- Replace ageing fleet due to under investment up to $15b
- Repay COVID stimulus to Government – unknown, unlikely but possible
This performance scorecard represents everything that is wrong with corporate Australia.
In my book Made to Thrive, I discussed the five results that great CEOs produce.
- Higher percentage of top performers
- Higher retention
- Higher productivity
- Consistent growth
- Consistent results
I will let you make your own judgement against these criteria.
Growing Level 5 Leaders
One of the key questions we ask ourselves when considering whether we want to take on a new client is:
“Do we see the potential in this firm or leader for level 5 leadership?”
Or put another way;
“Are they humble enough, and do they have the burning desire to do the difficult things required to build a business that is bigger than themselves?”
When they leave, will there be a lasting, enduring, positive legacy? (Or a list of pending legal action and costs as above).
A year ago, I wrote about Trek cycles and how they are focused on building level 5 leaders. In that article, John Burke, the President of Trek Bicycles from Waterloo, Wisconsin, explained how they “have 450 leaders, and 42 are level 5. There’s a lot of work to do”. Trek is focused on growing leaders and has built an internal university dedicated to it.
I re-read an HBR article about level 5 leaders from Jim Collins this week.
Here’s a quote from that article:
“When you combine that irony with the fact that boards of directors frequently operate under the false belief that a larger-than-life, egocentric leader is required to make a company great, you can quickly see why Level 5 leaders rarely appear at the top of our institutions. We keep putting people in positions of power who lack the seed to become a Level 5 leader, and that is one major reason why there are so few companies that make a sustained and verifiable shift from good to great.”
Here is the Level 5 Hierarchy:
- Level 1 – Highly Capable Individual
- Level 2 – Contributing Team Member
- Level 3 – Competent Manager
- Level 4 – Effective Leader
- Level 5 – Level 5 Executive
The critical difference between level 4 and level 5, according to HBR, is not expected. Level 4 leaders are committed to vigorously pursuing a clear and compelling vision, stimulating the group to high-performance standards. In contrast, level 5 Executives build enduring greatness through a paradoxical combination of personal humility plus professional will.

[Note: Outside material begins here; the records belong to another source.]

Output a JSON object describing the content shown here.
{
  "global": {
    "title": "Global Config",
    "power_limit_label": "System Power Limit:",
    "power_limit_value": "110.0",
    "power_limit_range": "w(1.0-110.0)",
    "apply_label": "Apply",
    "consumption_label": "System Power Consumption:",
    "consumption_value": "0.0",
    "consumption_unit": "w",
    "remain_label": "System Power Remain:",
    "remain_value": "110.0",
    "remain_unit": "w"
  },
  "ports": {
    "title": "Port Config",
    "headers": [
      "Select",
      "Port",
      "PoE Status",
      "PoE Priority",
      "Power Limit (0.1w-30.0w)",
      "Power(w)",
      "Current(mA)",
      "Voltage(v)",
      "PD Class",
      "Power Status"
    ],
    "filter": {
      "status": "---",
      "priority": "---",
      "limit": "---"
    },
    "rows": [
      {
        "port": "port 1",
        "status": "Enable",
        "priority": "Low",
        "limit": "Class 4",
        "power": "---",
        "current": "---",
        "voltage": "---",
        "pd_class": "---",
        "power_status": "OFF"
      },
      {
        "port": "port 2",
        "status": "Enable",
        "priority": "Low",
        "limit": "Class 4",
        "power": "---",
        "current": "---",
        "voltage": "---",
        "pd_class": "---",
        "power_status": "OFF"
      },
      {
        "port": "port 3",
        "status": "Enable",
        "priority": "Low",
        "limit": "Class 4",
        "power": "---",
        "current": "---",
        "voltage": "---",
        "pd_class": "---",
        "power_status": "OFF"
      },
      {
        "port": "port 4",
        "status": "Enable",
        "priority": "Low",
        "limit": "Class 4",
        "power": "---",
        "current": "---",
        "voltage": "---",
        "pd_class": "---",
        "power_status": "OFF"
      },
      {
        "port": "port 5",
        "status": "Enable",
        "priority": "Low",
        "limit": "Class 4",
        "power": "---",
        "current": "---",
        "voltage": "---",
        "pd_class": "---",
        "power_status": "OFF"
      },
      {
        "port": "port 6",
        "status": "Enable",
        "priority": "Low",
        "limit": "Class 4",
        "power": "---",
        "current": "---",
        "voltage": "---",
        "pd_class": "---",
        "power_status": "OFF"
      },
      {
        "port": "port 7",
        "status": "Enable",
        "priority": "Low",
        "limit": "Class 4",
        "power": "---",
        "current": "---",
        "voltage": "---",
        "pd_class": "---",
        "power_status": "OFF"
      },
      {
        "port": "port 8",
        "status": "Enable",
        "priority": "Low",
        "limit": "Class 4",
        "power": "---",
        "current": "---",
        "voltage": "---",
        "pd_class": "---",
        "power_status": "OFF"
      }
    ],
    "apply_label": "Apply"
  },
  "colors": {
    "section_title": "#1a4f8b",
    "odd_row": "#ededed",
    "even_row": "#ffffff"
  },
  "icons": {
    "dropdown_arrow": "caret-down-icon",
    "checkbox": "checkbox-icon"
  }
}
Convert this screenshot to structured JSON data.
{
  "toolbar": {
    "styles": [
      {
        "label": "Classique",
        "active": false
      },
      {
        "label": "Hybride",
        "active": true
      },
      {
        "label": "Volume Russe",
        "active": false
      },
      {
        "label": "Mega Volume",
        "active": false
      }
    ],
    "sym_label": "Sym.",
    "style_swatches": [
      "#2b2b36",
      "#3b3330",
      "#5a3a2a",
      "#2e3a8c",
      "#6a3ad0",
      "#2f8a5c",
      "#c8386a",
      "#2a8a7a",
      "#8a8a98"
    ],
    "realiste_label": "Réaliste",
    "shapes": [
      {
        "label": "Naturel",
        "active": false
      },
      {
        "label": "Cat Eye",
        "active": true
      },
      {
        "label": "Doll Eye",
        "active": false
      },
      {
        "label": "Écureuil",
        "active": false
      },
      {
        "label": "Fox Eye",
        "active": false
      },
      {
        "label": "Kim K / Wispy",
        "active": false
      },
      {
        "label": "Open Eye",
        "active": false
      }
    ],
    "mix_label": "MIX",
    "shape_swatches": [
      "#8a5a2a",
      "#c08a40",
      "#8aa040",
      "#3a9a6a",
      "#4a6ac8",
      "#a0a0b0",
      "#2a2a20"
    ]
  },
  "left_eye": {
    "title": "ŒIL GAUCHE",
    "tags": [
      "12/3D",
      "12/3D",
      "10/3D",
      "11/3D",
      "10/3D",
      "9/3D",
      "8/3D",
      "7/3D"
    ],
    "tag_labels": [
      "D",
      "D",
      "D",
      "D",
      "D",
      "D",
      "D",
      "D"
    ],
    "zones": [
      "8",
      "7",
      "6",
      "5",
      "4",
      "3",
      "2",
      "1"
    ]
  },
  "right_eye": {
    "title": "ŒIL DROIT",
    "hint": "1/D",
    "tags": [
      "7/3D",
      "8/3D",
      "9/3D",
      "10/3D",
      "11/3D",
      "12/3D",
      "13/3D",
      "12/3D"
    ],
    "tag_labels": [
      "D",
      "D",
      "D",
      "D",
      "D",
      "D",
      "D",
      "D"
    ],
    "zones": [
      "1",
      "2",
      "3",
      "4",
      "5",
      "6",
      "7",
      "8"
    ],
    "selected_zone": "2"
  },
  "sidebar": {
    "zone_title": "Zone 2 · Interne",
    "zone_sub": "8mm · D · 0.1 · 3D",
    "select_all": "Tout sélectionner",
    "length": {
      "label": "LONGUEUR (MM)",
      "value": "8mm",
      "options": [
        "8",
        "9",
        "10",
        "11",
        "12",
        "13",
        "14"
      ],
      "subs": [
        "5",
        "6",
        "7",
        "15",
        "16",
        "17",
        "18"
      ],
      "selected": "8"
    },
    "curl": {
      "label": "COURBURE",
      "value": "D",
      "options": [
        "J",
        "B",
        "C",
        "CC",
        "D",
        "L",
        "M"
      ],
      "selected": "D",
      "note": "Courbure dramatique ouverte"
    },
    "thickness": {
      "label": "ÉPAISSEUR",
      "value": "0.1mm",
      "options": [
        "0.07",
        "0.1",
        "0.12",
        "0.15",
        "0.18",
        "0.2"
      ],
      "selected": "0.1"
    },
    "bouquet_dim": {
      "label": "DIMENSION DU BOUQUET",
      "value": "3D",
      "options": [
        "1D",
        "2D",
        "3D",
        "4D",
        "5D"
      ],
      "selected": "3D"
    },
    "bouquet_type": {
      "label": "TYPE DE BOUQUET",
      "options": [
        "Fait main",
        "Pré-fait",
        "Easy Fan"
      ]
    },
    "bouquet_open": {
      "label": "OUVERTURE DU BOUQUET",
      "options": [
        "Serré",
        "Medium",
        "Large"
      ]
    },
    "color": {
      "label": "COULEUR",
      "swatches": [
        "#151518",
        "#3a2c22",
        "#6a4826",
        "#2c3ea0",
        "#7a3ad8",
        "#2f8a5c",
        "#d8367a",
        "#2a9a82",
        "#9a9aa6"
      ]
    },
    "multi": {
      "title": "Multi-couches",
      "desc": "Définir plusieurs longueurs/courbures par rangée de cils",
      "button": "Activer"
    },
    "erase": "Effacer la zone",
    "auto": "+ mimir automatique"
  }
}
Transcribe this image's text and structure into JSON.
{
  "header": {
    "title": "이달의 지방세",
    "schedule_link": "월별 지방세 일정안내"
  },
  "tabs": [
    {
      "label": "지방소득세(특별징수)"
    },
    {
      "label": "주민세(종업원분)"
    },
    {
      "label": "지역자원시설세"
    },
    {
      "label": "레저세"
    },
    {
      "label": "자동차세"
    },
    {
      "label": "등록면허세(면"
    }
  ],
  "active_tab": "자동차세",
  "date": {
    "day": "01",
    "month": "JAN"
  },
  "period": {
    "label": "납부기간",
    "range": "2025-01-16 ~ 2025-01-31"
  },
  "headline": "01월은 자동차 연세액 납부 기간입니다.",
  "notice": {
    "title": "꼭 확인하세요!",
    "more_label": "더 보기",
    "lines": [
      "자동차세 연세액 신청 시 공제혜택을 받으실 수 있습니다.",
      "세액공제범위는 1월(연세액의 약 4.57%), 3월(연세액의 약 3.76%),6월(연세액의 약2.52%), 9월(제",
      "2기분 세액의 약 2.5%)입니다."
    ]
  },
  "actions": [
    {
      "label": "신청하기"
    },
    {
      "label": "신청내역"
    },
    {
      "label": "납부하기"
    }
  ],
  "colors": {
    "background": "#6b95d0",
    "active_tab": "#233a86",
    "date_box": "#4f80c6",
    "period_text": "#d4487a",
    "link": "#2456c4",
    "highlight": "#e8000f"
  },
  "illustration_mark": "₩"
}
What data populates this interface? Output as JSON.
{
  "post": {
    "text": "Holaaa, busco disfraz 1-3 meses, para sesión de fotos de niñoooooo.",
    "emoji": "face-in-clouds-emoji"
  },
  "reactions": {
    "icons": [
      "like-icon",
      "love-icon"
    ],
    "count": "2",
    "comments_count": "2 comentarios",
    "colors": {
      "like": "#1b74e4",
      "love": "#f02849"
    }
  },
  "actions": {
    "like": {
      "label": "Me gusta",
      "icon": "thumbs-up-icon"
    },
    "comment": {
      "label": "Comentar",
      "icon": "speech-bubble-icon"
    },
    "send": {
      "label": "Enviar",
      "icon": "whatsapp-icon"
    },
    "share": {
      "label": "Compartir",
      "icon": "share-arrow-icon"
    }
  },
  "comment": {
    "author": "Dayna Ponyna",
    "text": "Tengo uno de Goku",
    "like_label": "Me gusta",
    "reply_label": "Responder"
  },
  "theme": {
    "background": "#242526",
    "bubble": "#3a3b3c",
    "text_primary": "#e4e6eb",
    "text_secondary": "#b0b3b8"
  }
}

The surprising truth is that Level 5 executives are naturally introverted and more focused on the team’s success rather than their own prestige. They have also been called Servant Based Leaders. Yet, this term can be confusing because they are incredibly strong in their will for their company or team to succeed despite what the outside world says about them.
The article continues:
“My best advice, based on the research, is to practice the other good-to-great disciplines that we discovered. Since we found a tight symbiotic relationship between each of the other findings and Level 5, we suspect that conscientiously trying to lead using the other disciplines can help you move in the right direction. There is no guarantee that doing so will turn executives into full-fledged Level 5 leaders, but it gives them a tangible place to begin, especially if they have the seed within.”
Read the article here: Level 5 Leadership: The Triumph of Humility and Fierce Resolve
5 ChatGPT Prompts To Be A More Effective CEO
Sometimes, you just want a few ideas. AI can be great at helping you to get ideas you hadn’t previously considered or articulating something you weren’t sure about.
But could AI help a CEO become more humble?
Could AI help a leader become more strong-willed in helping their team to succeed? – The signature of level 5 leaders.
I’m not so sure.
This week, I came across an interesting article (written by a company leader who wants to clone you with an AI) that offers five prompts to be a better CEO.
The offered prompts are around the following:
- Create an inspiring vision
- Improve communication
- Keep perspective
- Get more from your team
- Improve self-awareness
I’m pretty skeptical because I feel that it’s designed to write an article for clicks. But, the prompts are well written and could give you some interesting ideas.
Read the article here: 5 ChatGPT Prompts To Be A More Effective CEO